2016 has not been my favourite year. As understatements go, that’s right up there with a local newspaper headline of “Broughty Ferry man lost at sea; 1200 others perish”* after the Titanic sank.
From politics to health, I’ve been on the wrong end of too many results this year.
But hearing the shocking news on Christmas night that George Michael had died has floored me.
I didn’t know him, I never met him but I loved him. Loved his music, loved his attitude, loved his outlook on life, his self-deprecating humour. Loved his mighty fuck-you to the media that dogged his every footstep, his two fingers to the music industry that bound him.
As a teenager when George first appeared, I didn’t love Wham! I was too busy pretending to be cool and disparaging such pop froth. Secretly I did love the songs and sang along to every word, but I was one of those stupidly binary idiots who thought it impossible to like both the Smiths and Wham! More fool me.
Instead it was George the solo artist whose music touched me, made me cry, made this clod-hopping klutz with two left feet ache to dance.
When I was lucky enough to see him at Earls Court in late 2006, I’m not ashamed to say I wept with the sheer joy of it.

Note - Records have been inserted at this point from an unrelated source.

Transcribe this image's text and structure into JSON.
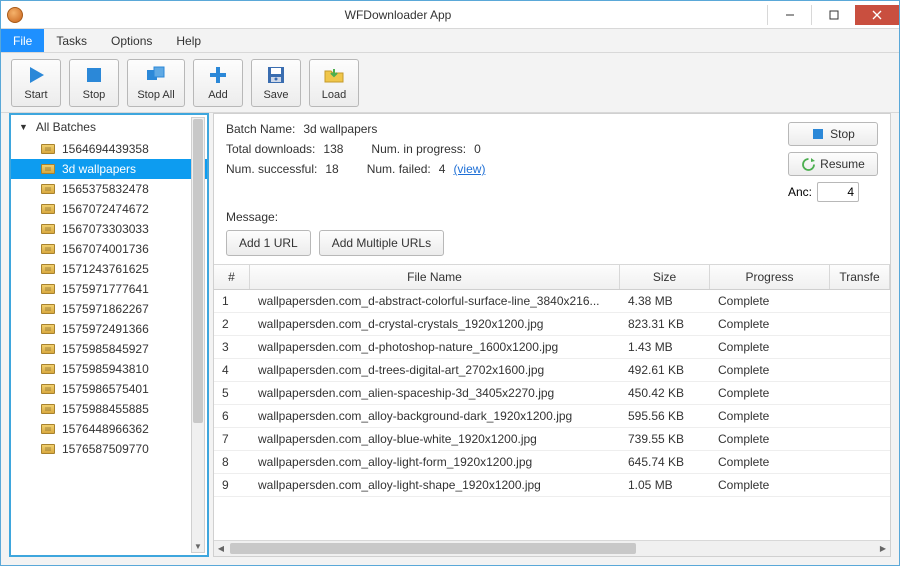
{
  "window": {
    "title": "WFDownloader App"
  },
  "menubar": {
    "items": [
      "File",
      "Tasks",
      "Options",
      "Help"
    ],
    "active_index": 0
  },
  "toolbar": {
    "start": "Start",
    "stop": "Stop",
    "stopall": "Stop All",
    "add": "Add",
    "save": "Save",
    "load": "Load"
  },
  "sidebar": {
    "root_label": "All Batches",
    "items": [
      "1564694439358",
      "3d wallpapers",
      "1565375832478",
      "1567072474672",
      "1567073303033",
      "1567074001736",
      "1571243761625",
      "1575971777641",
      "1575971862267",
      "1575972491366",
      "1575985845927",
      "1575985943810",
      "1575986575401",
      "1575988455885",
      "1576448966362",
      "1576587509770"
    ],
    "selected_index": 1
  },
  "details": {
    "batch_name_label": "Batch Name:",
    "batch_name": "3d wallpapers",
    "total_label": "Total downloads:",
    "total": "138",
    "progress_label": "Num. in progress:",
    "progress": "0",
    "success_label": "Num. successful:",
    "success": "18",
    "failed_label": "Num. failed:",
    "failed": "4",
    "view_label": "(view)",
    "message_label": "Message:",
    "stop_btn": "Stop",
    "resume_btn": "Resume",
    "anc_label": "Anc:",
    "anc_value": "4",
    "add1": "Add 1 URL",
    "addmany": "Add Multiple URLs"
  },
  "table": {
    "headers": {
      "num": "#",
      "filename": "File Name",
      "size": "Size",
      "progress": "Progress",
      "transfer": "Transfe"
    },
    "rows": [
      {
        "n": "1",
        "fn": "wallpapersden.com_d-abstract-colorful-surface-line_3840x216...",
        "sz": "4.38 MB",
        "pg": "Complete"
      },
      {
        "n": "2",
        "fn": "wallpapersden.com_d-crystal-crystals_1920x1200.jpg",
        "sz": "823.31 KB",
        "pg": "Complete"
      },
      {
        "n": "3",
        "fn": "wallpapersden.com_d-photoshop-nature_1600x1200.jpg",
        "sz": "1.43 MB",
        "pg": "Complete"
      },
      {
        "n": "4",
        "fn": "wallpapersden.com_d-trees-digital-art_2702x1600.jpg",
        "sz": "492.61 KB",
        "pg": "Complete"
      },
      {
        "n": "5",
        "fn": "wallpapersden.com_alien-spaceship-3d_3405x2270.jpg",
        "sz": "450.42 KB",
        "pg": "Complete"
      },
      {
        "n": "6",
        "fn": "wallpapersden.com_alloy-background-dark_1920x1200.jpg",
        "sz": "595.56 KB",
        "pg": "Complete"
      },
      {
        "n": "7",
        "fn": "wallpapersden.com_alloy-blue-white_1920x1200.jpg",
        "sz": "739.55 KB",
        "pg": "Complete"
      },
      {
        "n": "8",
        "fn": "wallpapersden.com_alloy-light-form_1920x1200.jpg",
        "sz": "645.74 KB",
        "pg": "Complete"
      },
      {
        "n": "9",
        "fn": "wallpapersden.com_alloy-light-shape_1920x1200.jpg",
        "sz": "1.05 MB",
        "pg": "Complete"
      }
    ]
  }
}
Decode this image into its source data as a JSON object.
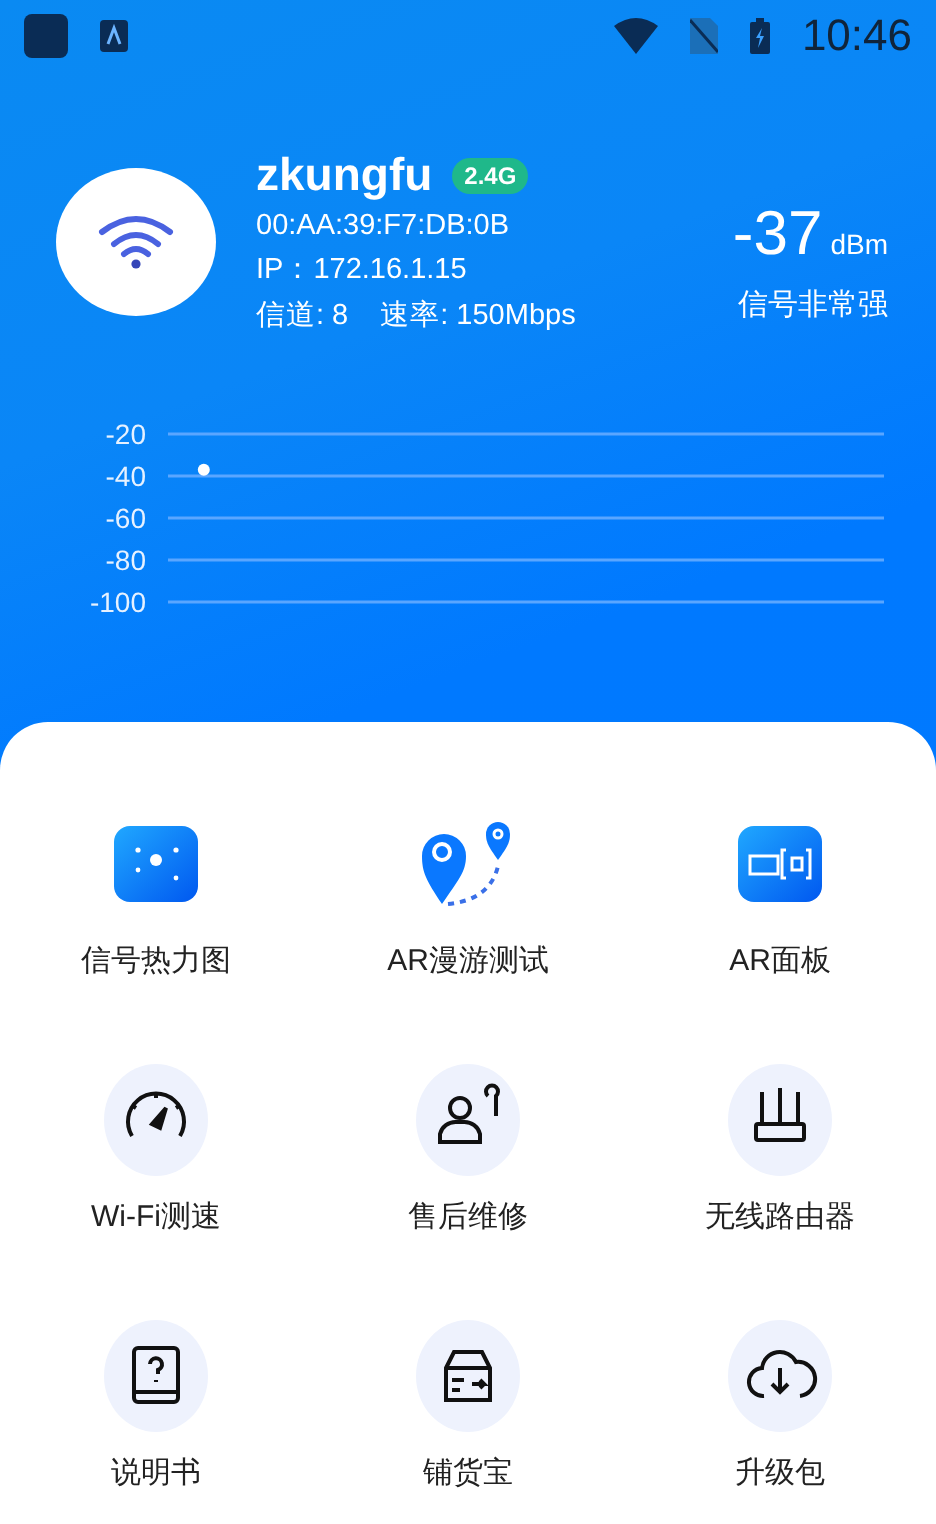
{
  "status_bar": {
    "time": "10:46"
  },
  "network": {
    "name": "zkungfu",
    "band": "2.4G",
    "mac": "00:AA:39:F7:DB:0B",
    "ip": "IP：172.16.1.15",
    "channel": "信道: 8",
    "rate": "速率: 150Mbps",
    "signal": "-37",
    "unit": "dBm",
    "quality": "信号非常强"
  },
  "chart_data": {
    "type": "line",
    "grid": true,
    "categories": [
      null,
      null,
      null,
      null,
      null,
      null,
      null,
      null,
      null,
      null
    ],
    "ylim": [
      -100,
      -20
    ],
    "yticks": [
      -20,
      -40,
      -60,
      -80,
      -100
    ],
    "series": [
      {
        "marker": true,
        "values": [
          -37,
          null,
          null,
          null,
          null,
          null,
          null,
          null,
          null,
          null
        ]
      }
    ]
  },
  "tools": [
    {
      "label": "信号热力图"
    },
    {
      "label": "AR漫游测试"
    },
    {
      "label": "AR面板"
    },
    {
      "label": "Wi-Fi测速"
    },
    {
      "label": "售后维修"
    },
    {
      "label": "无线路由器"
    },
    {
      "label": "说明书"
    },
    {
      "label": "铺货宝"
    },
    {
      "label": "升级包"
    }
  ]
}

Six months or so later, I was among thousands who packed Hampden Park to dance and sing and wave my arms in the air with an exuberant George in the way I’d never have contemplated as a teenager – again, more fool me.
2016 has been a sobering year in every respect. Inventive unique musical and performing artists who refused to toe any cultural line or conform to societal expectations have gone.
There’s a viciousness to the political forces that have taken root here in the UK and elsewhere, an angry way of thinking that rejects the live-and-let-live philosophy the likes of George and Bowie and Prince espoused, instead preferring to isolate and banish any outsider, whether through ethnicity, religion or sexuality.
As with the deaths of Bowie and Prince, the loss of George Michael diminishes our world that little bit more, makes things a lot less interesting, a lot less fun, a lot greyer.
Thankfully we’ll have always the glorious technicolor video of Outside, where George, dressed as the sexiest cop on the beat, turns a public lavatory into a disco and rips the absolute piss out of the system that outed him.
Rest in peace, George – you have been loved.
*almost certainly apocryphal but still…